* [Your goal]: Scan the records for "comment" and copy each line that contains it.

(Data records for software interfaces)

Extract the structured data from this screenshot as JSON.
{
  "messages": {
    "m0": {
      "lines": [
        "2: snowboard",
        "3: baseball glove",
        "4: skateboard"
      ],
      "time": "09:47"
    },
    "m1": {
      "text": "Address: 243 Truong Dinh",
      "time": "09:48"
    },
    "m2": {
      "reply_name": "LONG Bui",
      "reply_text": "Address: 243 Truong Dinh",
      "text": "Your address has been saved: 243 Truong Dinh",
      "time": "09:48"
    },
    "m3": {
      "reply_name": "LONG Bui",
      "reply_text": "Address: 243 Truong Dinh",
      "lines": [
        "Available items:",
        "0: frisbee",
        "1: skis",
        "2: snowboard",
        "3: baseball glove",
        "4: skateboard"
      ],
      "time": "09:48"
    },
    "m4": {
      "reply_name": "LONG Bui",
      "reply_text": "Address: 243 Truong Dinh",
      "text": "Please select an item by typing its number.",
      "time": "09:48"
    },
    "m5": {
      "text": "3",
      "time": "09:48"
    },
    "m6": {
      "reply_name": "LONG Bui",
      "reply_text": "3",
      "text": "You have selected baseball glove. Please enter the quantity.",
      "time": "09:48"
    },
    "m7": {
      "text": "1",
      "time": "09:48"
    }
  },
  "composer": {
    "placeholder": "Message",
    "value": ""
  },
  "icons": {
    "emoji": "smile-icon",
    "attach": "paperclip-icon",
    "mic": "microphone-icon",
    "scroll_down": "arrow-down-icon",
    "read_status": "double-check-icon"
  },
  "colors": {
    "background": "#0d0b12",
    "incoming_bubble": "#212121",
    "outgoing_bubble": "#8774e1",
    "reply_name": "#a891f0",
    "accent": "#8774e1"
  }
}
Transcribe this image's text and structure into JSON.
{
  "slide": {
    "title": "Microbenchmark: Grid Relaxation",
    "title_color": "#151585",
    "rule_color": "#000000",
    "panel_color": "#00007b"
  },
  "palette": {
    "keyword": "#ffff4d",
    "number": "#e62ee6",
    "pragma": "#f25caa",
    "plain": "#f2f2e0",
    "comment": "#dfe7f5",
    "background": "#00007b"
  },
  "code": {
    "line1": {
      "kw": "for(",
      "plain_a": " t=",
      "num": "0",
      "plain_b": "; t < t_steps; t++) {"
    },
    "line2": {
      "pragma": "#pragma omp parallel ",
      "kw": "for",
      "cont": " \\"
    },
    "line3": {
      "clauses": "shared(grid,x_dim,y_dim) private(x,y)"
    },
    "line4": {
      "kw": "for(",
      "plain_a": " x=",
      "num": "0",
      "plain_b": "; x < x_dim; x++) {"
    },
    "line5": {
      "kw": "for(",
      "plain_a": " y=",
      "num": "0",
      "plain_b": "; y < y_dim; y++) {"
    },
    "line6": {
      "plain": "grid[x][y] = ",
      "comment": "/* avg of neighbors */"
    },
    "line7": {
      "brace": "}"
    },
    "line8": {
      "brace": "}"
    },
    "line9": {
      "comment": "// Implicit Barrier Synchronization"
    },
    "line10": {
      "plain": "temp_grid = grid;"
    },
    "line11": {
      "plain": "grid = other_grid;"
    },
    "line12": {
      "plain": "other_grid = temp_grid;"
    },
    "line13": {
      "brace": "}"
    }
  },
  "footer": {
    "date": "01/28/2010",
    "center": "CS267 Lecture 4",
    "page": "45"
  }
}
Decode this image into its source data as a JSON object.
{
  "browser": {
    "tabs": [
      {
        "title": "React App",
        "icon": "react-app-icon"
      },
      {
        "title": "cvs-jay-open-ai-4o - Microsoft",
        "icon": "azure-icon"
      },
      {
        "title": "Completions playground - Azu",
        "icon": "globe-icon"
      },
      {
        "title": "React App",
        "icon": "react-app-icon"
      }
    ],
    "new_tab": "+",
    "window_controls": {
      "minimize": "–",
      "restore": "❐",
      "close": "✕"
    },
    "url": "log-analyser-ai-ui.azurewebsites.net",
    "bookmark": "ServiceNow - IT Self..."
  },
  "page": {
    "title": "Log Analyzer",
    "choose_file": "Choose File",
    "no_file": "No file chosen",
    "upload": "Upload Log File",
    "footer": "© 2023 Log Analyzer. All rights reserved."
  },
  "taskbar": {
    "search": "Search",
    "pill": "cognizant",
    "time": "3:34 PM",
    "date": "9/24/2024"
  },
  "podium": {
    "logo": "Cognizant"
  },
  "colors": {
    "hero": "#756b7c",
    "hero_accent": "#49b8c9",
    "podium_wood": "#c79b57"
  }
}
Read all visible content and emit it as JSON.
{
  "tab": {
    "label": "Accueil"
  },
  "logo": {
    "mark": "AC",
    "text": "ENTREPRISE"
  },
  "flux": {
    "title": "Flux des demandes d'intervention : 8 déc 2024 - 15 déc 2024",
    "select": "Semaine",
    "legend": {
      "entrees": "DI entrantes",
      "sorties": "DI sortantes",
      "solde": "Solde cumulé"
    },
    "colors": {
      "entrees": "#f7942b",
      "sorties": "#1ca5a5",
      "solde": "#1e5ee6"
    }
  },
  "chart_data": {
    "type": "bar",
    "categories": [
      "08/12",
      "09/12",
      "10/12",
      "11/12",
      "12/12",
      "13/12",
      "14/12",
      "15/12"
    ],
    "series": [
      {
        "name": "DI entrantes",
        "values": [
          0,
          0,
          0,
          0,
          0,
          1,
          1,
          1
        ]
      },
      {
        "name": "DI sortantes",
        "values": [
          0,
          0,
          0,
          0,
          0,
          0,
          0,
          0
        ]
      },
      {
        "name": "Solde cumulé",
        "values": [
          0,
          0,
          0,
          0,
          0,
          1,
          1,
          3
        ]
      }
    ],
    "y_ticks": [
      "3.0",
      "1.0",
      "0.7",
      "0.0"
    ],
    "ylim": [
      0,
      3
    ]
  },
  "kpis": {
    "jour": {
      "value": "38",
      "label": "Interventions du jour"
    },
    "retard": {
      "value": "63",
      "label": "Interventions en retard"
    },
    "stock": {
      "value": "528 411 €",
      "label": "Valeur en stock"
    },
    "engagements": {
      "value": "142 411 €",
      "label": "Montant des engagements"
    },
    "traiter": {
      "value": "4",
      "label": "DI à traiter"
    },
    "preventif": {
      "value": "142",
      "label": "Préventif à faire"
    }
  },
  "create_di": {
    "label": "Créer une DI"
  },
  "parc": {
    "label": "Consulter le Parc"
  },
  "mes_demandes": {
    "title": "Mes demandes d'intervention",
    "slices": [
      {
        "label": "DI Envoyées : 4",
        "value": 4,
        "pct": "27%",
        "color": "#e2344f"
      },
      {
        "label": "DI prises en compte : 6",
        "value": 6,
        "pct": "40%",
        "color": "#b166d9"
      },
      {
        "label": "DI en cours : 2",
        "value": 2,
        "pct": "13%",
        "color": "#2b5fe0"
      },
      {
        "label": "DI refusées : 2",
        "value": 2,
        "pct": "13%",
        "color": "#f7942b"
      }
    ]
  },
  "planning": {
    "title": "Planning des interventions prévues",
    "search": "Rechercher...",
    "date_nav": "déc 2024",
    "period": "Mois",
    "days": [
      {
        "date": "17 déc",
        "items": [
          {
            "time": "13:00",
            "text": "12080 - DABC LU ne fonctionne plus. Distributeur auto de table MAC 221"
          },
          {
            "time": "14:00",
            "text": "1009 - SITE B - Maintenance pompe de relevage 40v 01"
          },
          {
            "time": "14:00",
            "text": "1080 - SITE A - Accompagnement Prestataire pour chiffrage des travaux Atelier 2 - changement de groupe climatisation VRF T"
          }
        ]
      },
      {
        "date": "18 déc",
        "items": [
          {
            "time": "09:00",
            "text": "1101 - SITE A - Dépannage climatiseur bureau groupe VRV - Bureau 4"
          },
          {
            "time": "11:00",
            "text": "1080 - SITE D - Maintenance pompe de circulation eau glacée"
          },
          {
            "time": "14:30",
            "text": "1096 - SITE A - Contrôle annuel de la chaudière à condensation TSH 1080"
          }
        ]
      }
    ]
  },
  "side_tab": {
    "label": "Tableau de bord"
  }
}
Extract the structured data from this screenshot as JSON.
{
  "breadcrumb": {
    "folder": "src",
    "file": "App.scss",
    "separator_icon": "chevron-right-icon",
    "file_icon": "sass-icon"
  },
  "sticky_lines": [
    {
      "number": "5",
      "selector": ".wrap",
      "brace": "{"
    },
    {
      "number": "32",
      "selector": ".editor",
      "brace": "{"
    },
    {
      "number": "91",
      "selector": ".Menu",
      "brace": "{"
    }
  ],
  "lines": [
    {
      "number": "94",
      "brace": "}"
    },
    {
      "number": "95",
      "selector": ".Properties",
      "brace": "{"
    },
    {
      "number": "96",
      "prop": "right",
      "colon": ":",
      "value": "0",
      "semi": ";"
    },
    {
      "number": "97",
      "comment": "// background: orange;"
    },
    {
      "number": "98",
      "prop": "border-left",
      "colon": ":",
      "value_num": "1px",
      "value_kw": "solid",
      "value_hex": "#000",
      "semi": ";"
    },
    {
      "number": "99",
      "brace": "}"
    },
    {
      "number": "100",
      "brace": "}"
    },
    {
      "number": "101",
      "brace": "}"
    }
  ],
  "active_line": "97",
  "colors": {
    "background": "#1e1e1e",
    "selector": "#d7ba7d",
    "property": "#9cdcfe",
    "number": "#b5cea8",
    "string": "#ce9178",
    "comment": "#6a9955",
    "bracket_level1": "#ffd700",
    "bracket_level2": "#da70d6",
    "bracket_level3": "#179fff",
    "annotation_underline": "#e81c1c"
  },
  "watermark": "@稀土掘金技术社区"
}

* [Reply]:
    "comment": "#dfe7f5",
      "comment": "/* avg of neighbors */"
      "comment": "// Implicit Barrier Synchronization"
      "comment": "// background: orange;"
    "comment": "#6a9955",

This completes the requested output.